» **Directions**: If a line of the records holds the word "desc", copy it out.

» **Exercise data**:
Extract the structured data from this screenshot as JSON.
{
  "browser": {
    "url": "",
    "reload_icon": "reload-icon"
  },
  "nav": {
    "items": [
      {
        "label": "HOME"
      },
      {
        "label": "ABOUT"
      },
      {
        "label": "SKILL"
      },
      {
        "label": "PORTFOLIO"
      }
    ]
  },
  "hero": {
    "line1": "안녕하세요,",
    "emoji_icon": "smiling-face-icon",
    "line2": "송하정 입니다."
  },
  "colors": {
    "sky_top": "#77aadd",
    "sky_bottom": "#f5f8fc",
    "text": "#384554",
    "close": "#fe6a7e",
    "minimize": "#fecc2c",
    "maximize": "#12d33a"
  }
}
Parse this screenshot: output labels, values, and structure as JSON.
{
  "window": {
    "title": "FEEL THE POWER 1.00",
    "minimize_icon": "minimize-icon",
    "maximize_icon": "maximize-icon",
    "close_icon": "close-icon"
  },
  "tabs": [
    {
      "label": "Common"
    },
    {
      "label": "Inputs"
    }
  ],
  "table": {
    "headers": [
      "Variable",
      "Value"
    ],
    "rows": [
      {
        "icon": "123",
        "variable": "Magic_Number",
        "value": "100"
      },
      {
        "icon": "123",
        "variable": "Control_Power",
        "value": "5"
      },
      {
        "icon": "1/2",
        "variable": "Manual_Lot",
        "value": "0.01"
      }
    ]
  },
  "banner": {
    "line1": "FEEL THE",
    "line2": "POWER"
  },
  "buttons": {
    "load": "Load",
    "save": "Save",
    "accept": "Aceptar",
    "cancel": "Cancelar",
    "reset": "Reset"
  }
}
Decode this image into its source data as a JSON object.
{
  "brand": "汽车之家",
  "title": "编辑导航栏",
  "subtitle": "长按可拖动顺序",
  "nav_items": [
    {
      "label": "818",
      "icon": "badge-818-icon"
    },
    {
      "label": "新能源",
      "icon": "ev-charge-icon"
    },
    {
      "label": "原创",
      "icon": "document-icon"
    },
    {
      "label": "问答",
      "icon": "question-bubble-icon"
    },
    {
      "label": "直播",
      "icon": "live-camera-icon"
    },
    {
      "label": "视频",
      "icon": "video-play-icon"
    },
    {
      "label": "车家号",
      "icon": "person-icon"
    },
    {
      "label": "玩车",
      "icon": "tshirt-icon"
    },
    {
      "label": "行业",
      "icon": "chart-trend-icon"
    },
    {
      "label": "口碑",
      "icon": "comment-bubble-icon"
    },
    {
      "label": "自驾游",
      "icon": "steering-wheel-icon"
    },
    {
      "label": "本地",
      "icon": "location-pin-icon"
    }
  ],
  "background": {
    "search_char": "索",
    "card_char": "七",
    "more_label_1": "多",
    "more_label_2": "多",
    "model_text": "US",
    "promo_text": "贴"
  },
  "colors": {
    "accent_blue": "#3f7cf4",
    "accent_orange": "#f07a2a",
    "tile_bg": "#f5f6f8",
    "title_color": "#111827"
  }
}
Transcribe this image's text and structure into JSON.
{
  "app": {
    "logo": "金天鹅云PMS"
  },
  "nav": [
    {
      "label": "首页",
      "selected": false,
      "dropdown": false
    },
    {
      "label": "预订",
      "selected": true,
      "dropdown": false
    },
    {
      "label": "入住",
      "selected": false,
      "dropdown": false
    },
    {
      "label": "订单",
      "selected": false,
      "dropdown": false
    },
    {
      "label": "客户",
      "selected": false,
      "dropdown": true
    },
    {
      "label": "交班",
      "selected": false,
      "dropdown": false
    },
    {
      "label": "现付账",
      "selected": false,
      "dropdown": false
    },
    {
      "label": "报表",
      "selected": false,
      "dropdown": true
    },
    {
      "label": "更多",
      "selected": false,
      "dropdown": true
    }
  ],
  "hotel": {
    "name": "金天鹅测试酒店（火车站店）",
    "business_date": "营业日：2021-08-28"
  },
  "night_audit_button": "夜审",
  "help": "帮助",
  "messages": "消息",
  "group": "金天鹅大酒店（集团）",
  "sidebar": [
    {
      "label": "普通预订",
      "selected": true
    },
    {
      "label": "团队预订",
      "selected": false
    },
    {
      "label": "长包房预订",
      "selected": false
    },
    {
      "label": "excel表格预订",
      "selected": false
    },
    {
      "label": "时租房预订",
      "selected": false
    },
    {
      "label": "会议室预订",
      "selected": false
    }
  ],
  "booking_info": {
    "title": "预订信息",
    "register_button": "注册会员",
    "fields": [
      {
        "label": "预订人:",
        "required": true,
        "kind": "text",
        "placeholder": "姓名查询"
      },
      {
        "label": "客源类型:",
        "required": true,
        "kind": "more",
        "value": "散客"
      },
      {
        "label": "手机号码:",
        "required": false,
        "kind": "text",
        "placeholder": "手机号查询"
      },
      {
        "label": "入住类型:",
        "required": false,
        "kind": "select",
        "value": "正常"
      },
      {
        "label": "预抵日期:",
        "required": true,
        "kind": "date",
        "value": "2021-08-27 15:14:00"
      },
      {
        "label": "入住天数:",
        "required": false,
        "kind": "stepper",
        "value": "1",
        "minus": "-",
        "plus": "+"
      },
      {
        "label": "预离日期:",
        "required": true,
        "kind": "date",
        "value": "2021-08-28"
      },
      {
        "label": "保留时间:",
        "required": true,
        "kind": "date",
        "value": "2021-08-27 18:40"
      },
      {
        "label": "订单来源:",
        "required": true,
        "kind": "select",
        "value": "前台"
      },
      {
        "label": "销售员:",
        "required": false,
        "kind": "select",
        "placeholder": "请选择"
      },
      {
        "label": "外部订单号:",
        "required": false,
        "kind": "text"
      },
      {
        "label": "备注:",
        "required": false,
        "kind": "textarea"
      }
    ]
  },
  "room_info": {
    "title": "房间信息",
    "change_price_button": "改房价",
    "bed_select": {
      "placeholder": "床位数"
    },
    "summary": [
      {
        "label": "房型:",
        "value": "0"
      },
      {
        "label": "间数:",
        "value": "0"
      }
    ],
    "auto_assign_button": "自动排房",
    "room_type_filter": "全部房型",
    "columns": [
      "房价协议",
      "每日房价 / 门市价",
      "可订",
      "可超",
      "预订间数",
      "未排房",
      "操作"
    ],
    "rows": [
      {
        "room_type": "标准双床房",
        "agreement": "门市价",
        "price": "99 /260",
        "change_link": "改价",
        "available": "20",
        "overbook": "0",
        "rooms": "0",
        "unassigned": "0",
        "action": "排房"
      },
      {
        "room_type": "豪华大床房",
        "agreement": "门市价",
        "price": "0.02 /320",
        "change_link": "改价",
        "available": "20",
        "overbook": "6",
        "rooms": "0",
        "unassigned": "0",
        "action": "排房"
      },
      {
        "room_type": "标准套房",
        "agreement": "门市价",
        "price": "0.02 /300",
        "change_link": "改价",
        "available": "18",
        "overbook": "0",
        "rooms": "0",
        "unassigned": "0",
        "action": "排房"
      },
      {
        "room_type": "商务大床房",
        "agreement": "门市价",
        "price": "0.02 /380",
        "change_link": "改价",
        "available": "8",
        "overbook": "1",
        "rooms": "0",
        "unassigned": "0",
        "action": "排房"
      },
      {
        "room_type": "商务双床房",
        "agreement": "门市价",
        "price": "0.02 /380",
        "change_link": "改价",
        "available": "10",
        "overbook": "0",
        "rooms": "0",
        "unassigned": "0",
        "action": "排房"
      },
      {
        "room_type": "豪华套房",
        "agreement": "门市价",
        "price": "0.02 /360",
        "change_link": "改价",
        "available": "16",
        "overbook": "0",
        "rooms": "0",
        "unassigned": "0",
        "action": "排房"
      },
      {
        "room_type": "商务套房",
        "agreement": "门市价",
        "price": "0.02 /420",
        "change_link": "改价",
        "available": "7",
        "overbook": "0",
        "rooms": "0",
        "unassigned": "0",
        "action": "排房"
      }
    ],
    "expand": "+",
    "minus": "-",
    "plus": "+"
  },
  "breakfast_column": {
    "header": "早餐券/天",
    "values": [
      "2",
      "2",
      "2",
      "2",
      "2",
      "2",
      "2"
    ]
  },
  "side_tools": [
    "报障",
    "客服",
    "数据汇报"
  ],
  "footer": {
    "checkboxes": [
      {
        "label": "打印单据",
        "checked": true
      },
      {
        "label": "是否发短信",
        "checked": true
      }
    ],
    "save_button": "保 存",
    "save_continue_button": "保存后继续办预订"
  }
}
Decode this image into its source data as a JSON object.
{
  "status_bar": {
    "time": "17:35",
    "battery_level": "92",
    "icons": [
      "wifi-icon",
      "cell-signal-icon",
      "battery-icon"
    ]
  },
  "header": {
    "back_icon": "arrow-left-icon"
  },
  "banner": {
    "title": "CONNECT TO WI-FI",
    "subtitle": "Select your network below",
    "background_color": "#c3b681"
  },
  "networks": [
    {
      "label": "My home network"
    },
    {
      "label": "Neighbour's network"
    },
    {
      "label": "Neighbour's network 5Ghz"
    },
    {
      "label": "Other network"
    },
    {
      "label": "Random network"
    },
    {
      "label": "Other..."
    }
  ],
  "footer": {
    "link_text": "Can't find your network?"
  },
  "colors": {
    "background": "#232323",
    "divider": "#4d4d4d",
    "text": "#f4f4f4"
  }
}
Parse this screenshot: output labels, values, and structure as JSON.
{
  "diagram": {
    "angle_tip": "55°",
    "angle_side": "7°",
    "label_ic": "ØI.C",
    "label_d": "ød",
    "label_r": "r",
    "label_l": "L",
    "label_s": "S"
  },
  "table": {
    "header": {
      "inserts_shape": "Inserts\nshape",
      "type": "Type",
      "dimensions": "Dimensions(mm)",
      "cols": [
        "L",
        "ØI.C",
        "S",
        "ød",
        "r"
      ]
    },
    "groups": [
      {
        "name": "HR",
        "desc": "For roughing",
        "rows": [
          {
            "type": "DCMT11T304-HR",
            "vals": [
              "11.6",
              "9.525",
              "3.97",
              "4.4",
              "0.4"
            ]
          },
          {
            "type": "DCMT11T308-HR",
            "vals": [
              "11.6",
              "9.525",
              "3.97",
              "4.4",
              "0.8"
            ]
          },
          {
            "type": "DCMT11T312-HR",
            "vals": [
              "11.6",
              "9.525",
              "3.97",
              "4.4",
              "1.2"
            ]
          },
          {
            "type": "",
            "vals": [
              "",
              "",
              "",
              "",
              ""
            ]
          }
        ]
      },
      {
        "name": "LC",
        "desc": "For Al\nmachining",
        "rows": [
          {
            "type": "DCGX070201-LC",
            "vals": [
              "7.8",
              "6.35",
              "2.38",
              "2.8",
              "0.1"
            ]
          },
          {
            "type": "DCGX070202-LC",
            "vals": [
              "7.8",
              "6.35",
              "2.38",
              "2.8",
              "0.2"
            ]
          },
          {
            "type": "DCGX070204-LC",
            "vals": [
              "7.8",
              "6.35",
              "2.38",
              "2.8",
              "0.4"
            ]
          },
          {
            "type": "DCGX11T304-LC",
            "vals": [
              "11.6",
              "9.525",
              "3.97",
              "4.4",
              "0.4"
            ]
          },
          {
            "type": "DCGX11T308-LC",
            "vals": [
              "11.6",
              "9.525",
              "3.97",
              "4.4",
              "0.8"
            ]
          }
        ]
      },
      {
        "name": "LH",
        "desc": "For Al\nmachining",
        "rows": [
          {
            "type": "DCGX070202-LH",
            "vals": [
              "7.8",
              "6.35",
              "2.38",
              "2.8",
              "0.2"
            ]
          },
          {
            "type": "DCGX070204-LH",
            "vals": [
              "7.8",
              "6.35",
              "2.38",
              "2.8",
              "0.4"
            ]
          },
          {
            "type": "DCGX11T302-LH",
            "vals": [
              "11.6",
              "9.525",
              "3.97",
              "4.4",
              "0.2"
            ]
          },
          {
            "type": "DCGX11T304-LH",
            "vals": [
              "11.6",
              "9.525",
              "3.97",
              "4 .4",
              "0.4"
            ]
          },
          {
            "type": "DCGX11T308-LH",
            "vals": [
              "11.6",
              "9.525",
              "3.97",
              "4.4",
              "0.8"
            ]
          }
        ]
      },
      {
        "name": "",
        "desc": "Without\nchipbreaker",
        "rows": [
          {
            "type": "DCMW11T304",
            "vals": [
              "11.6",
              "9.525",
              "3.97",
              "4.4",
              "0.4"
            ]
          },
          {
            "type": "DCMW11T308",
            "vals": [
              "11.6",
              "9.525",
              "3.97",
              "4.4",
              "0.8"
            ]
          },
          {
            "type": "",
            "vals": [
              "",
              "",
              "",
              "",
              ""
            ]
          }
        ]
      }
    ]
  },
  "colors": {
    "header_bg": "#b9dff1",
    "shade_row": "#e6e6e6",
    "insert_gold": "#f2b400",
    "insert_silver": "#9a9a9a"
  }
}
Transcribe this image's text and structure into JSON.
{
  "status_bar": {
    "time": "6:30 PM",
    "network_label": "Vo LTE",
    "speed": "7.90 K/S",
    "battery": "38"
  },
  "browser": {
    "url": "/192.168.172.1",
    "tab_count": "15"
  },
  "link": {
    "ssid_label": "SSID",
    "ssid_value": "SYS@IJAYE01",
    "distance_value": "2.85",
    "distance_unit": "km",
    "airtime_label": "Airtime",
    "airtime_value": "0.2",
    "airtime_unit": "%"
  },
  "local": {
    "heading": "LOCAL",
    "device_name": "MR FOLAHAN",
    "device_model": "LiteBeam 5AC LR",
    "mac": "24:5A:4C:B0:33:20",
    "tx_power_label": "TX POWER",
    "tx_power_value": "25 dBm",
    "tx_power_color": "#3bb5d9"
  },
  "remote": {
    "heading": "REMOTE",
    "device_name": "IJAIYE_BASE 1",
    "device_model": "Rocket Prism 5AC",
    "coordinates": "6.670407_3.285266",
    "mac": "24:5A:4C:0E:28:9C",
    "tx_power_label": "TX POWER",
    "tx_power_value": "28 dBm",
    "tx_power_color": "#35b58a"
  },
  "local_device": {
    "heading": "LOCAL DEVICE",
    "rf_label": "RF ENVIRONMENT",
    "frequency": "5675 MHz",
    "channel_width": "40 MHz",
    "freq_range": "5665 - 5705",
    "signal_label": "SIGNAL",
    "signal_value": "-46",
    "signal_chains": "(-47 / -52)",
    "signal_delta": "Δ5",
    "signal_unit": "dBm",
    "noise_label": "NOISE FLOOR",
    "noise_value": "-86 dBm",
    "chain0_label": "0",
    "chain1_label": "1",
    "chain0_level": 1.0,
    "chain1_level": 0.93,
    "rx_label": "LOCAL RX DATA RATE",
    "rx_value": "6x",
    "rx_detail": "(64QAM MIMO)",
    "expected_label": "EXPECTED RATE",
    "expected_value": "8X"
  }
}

» **Exercise answer**:
        "desc": "For roughing",
        "desc": "For Al\nmachining",
        "desc": "For Al\nmachining",
        "desc": "Without\nchipbreaker",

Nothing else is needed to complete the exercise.